# To do
Check every line in the listing below for "year". Copy the ones where it occurs.

# Provided records
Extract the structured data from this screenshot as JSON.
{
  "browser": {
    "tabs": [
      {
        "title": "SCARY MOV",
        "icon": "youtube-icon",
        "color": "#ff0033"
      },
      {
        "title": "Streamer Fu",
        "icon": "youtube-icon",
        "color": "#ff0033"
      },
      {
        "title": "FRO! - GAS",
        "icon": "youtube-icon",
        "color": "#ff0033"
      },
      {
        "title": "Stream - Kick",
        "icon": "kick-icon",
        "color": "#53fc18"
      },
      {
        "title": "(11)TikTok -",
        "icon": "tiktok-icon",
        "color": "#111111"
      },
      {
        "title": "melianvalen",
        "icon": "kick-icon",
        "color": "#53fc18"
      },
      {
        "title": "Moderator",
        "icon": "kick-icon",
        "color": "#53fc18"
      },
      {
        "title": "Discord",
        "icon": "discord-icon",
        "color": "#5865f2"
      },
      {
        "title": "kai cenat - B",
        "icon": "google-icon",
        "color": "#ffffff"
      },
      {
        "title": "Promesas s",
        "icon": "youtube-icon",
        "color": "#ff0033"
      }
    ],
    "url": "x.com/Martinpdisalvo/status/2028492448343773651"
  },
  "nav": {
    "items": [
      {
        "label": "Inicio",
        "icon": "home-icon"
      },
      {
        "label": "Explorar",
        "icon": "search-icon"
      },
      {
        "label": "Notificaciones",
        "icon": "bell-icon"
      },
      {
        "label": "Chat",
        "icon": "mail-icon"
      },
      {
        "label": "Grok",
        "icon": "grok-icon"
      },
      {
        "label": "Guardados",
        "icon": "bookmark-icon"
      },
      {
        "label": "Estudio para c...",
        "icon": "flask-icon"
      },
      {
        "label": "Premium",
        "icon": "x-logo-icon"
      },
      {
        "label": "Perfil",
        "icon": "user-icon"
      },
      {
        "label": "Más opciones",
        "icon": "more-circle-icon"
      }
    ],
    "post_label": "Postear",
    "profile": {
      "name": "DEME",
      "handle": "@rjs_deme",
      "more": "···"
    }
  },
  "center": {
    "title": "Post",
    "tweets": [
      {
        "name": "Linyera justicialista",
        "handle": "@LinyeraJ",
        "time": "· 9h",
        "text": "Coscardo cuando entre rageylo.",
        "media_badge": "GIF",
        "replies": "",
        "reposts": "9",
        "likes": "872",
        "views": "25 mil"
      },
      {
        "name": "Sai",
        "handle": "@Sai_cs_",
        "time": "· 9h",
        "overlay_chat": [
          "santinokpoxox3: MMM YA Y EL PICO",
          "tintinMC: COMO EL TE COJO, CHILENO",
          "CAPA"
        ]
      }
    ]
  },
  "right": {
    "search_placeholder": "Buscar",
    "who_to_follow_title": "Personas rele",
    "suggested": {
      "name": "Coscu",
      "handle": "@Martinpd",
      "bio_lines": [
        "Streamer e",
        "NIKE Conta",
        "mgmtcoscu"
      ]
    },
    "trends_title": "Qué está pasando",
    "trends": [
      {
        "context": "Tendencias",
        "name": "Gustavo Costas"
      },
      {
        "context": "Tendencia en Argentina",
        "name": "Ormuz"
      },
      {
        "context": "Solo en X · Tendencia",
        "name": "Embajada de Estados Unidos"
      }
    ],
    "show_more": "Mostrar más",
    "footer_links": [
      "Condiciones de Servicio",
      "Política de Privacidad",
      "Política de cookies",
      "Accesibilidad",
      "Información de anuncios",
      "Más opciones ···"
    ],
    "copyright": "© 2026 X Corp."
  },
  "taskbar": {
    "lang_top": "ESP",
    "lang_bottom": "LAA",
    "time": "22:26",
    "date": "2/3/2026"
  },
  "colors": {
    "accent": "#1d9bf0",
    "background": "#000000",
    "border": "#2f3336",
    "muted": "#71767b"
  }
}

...

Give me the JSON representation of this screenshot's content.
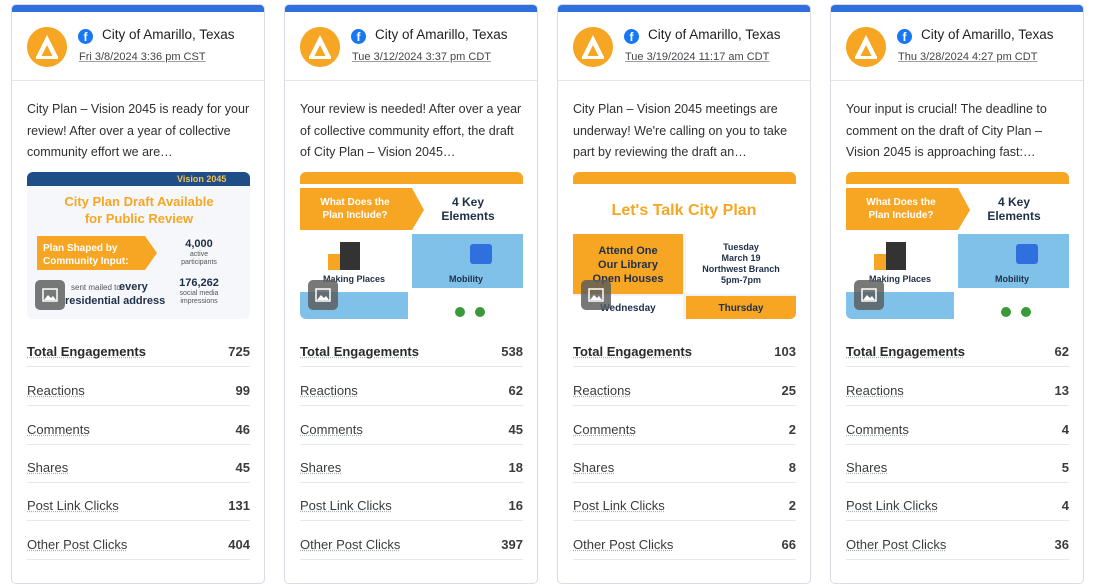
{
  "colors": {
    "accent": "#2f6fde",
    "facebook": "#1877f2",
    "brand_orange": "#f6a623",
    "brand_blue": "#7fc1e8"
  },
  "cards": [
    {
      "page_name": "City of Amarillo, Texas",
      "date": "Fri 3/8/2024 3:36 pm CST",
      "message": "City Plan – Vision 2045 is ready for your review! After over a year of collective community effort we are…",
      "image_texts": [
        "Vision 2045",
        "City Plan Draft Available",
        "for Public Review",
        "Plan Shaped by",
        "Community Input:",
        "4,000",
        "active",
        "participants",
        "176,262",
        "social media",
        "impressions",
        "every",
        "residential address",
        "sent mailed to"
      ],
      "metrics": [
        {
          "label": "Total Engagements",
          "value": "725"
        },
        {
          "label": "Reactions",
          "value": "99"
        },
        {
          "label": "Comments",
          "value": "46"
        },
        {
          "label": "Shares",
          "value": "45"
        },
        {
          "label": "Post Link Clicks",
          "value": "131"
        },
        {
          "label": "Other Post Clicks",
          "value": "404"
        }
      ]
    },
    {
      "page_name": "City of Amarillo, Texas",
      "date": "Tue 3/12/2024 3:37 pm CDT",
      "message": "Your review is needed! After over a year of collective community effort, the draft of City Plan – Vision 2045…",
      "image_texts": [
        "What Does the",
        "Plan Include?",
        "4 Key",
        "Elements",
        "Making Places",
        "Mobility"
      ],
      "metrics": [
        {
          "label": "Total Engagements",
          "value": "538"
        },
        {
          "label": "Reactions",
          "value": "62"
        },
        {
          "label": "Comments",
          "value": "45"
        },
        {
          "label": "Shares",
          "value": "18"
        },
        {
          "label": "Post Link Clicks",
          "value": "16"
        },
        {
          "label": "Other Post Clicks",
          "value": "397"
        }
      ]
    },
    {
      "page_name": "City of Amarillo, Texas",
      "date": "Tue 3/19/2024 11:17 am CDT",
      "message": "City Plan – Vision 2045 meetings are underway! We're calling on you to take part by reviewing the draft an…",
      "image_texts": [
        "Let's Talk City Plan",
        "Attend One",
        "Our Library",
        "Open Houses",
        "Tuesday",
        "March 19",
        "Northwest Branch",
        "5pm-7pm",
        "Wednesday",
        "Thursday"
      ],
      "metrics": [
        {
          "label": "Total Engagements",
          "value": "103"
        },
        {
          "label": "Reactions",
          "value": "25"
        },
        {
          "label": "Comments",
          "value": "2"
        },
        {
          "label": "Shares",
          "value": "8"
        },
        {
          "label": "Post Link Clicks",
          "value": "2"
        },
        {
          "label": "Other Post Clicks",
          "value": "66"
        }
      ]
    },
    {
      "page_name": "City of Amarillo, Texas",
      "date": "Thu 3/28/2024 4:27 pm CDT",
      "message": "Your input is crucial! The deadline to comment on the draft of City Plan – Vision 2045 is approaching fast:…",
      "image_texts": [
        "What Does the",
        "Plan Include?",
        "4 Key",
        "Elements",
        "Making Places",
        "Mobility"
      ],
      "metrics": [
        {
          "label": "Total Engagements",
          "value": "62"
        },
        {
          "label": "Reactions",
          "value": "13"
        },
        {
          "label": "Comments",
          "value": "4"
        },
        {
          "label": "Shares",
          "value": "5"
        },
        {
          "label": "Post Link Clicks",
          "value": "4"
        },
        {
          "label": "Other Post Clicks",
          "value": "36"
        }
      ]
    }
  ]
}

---

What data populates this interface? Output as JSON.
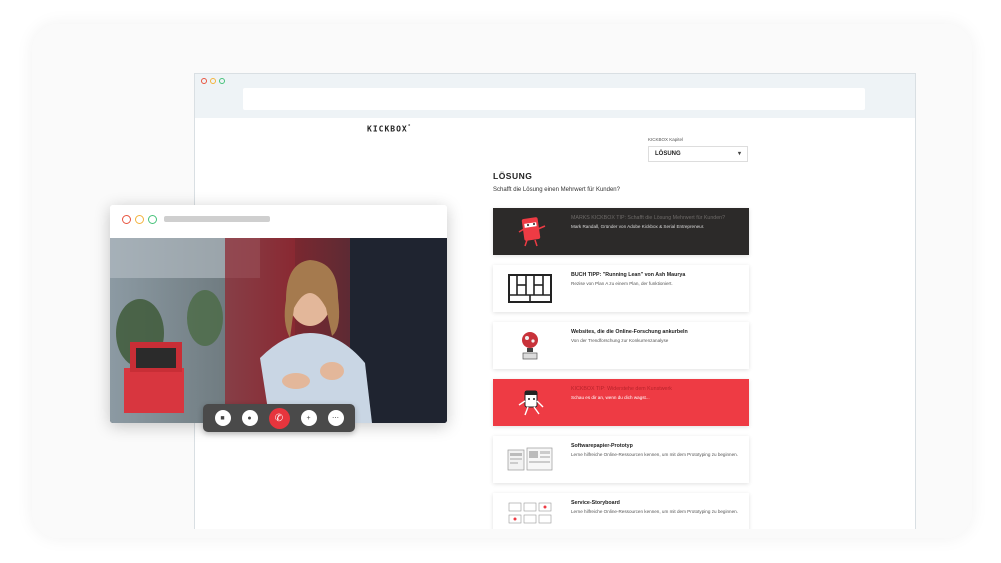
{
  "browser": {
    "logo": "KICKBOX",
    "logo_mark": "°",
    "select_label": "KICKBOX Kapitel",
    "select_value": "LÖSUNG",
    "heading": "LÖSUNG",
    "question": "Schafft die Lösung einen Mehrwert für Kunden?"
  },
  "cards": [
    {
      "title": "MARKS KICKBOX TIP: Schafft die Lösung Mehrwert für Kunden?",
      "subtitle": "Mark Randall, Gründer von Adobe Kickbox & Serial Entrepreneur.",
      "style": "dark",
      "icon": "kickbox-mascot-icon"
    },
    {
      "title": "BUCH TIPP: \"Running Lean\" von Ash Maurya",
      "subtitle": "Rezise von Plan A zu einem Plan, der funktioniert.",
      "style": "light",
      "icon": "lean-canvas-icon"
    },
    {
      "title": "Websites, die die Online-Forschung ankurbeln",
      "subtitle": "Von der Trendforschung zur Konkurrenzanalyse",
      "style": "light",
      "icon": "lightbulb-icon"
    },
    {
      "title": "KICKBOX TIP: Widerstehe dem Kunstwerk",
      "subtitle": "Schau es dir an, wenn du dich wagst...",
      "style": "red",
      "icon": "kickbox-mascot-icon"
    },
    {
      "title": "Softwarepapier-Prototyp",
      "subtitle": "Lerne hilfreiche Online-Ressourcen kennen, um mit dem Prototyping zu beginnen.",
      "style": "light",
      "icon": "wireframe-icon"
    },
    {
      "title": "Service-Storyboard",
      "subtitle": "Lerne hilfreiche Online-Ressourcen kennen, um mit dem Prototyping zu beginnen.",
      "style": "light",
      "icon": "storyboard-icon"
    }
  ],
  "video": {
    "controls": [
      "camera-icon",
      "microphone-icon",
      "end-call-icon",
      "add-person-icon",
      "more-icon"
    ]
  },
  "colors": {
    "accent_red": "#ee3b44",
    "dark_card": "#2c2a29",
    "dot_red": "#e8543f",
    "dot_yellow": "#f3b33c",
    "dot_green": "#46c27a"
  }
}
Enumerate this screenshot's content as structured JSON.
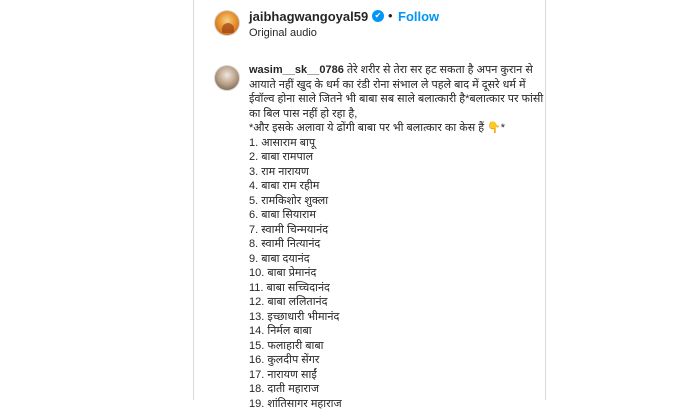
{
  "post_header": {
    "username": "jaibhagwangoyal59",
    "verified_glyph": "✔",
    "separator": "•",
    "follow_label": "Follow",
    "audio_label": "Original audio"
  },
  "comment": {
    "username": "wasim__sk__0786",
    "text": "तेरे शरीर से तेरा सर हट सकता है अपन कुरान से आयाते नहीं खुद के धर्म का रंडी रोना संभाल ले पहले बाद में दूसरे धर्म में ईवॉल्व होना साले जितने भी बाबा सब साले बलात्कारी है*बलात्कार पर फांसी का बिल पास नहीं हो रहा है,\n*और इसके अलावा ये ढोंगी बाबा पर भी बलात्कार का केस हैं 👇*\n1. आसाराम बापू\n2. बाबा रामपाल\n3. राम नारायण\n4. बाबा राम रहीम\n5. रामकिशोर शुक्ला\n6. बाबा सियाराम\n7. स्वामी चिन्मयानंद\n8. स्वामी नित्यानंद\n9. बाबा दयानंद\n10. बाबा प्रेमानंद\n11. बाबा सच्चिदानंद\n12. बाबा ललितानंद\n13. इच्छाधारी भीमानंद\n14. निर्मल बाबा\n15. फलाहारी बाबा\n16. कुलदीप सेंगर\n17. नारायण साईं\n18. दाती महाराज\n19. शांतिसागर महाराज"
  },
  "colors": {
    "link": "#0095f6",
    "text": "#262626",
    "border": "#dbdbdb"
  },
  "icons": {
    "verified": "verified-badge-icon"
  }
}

# Solved exercise
      "message": "City Plan – Vision 2045 is ready for your review! After over a year of collective community effort we are…",
      "message": "Your review is needed! After over a year of collective community effort, the draft of City Plan – Vision 2045…",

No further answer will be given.